The U.S. is not a practical arrangement to be evaluated according to objective criteria. It is a mystical, self-justifying entity. It is metaphysically impossible that it should ever grow so large as to be dysfunctional. Other countries may split into smaller units by mutual consent, but being the awesomest of the awesome, our political unit is not subject to such considerations. We are to treat it with reverence and devotion.
(By the way, there is absolutely nothing cultish about treating a political unit as sacred and inviolable. It’s only the libertarians who are cultish.)
Now sure, if the U.S. were 12 units, maybe all 12 wouldn’t be the basket cases that our giant fiefdom now is, and probably not all 12 would have engaged in the idiotic, impoverishing foreign policy of the past century, which has yielded the American public nothing but grief. But I have forgotten myself, citizen! I am speaking of the United States as if her dismemberment were conceivable! Those libertarians have driven me to the very edge of blasphemy.
OK, back to Woods again. I realize Michael Lind is a Serious Person whose time must be spent contemplating various ways in which he might experiment on the American public, but I think he is perhaps too dismissive of views that happen to fall outside the 3×5 card of approved opinion from which he insists we draw our views.
(1) A return to the gold standard is still a statist solution, but it’s better than nothing, and eminently defensible.
What about all those panics we had under the gold standard? See my resource page: Economic Cycles Before the Fed.
But there isn’t enough gold! Gold causes deflation! For replies to the standard objections, see my resource page: An Introduction to Sound Money.
(2) The abolition of the Fed would be a major economic step forward. For a reply to the customary pro-Fed claims, see my Can We Live Without the Fed?
(3) and (4). Yes, we can live without institutionalized expropriation. E.J. Dionne, in his effort to help out Lind, listed a whole bunch of things we need government intervention for: why, we’d have poverty, monopolies, no stimulus to help us through recessions, etc.

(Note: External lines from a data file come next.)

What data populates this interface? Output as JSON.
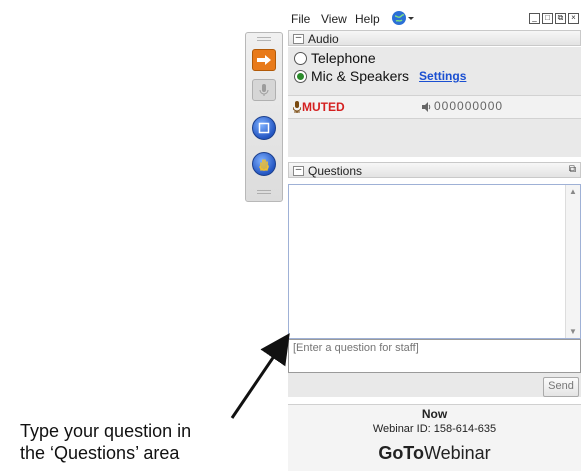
{
  "menu": {
    "file": "File",
    "view": "View",
    "help": "Help"
  },
  "audio": {
    "title": "Audio",
    "telephone_label": "Telephone",
    "mic_label": "Mic & Speakers",
    "settings_link": "Settings",
    "status": "MUTED",
    "level_display": "000000000",
    "selected": "Mic & Speakers"
  },
  "questions": {
    "title": "Questions",
    "input_placeholder": "[Enter a question for staff]",
    "send_label": "Send"
  },
  "footer": {
    "status": "Now",
    "webinar_id": "Webinar ID: 158-614-635",
    "brand_bold": "GoTo",
    "brand_rest": "Webinar"
  },
  "annotation": {
    "line1": "Type your question in",
    "line2": "the ‘Questions’ area"
  },
  "colors": {
    "accent_orange": "#e87a1a",
    "muted_red": "#d42020",
    "link_blue": "#1a4fd1"
  }
}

I answered him here. And yes, there is a moral point as well:
(5) Why are decentralization and secession unthinkable? Lind’s religious reverence for the present size and makeup of the United States, which is a mere human contrivance, is a little creepy. The twentieth century showed us what nationalism and megastates can do, and it wasn’t all fun and games.
The media has released a photo of Edward Snowden with his pants down from 2002. Therefore, the NSA is fine.